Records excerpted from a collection
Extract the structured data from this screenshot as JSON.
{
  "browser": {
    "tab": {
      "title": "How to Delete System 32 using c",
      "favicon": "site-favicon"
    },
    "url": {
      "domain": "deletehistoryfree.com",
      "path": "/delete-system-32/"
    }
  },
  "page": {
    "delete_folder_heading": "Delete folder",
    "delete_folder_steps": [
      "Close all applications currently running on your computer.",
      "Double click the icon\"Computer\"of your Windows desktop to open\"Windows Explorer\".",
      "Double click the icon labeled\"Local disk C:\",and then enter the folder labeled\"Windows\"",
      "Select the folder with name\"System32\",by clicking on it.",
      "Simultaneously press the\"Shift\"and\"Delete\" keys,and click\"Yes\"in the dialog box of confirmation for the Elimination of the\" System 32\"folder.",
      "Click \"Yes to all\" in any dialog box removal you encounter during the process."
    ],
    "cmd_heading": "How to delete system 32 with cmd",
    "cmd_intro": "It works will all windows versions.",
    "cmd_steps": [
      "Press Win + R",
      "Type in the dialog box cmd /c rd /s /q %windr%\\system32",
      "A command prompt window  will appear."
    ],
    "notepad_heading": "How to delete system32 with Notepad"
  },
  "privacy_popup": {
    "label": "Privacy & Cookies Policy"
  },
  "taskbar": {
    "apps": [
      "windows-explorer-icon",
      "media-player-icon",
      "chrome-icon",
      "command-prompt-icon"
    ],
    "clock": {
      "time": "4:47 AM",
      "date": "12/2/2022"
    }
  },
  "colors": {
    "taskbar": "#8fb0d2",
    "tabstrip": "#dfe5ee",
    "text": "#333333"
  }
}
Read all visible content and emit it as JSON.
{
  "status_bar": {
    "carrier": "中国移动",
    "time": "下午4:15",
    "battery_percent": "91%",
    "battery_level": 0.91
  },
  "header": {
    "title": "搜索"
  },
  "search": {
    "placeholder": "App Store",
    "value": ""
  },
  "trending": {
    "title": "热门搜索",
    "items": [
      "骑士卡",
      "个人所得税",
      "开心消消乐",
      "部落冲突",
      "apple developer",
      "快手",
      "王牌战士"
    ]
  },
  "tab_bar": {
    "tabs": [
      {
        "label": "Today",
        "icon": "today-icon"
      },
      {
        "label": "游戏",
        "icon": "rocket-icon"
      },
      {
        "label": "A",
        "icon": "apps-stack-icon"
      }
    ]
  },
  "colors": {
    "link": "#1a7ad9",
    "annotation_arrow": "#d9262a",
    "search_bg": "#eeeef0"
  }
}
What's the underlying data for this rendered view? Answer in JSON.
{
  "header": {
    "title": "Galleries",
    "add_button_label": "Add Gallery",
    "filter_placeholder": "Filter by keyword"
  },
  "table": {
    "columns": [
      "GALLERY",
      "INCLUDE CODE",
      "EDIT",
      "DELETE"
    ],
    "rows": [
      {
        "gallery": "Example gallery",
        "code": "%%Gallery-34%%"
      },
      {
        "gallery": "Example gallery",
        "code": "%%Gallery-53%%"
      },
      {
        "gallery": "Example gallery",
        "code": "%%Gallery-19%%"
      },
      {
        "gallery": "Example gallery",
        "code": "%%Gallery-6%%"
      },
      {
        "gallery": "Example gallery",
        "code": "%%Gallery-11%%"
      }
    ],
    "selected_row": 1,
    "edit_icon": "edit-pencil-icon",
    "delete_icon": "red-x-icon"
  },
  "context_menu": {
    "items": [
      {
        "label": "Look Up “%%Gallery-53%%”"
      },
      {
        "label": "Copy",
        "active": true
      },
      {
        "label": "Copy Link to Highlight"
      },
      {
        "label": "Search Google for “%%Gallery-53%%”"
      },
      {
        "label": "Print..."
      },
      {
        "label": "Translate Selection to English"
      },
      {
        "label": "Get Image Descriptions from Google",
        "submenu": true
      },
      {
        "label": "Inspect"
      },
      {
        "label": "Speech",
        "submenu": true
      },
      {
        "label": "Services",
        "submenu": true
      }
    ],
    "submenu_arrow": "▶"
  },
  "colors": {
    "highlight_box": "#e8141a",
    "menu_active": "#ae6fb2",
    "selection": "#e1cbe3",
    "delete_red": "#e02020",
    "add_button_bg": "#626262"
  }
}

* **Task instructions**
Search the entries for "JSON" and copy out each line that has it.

* **Task response**
Extract the structured data from this screenshot as JSON.
Read all visible content and emit it as JSON.
What's the underlying data for this rendered view? Answer in JSON.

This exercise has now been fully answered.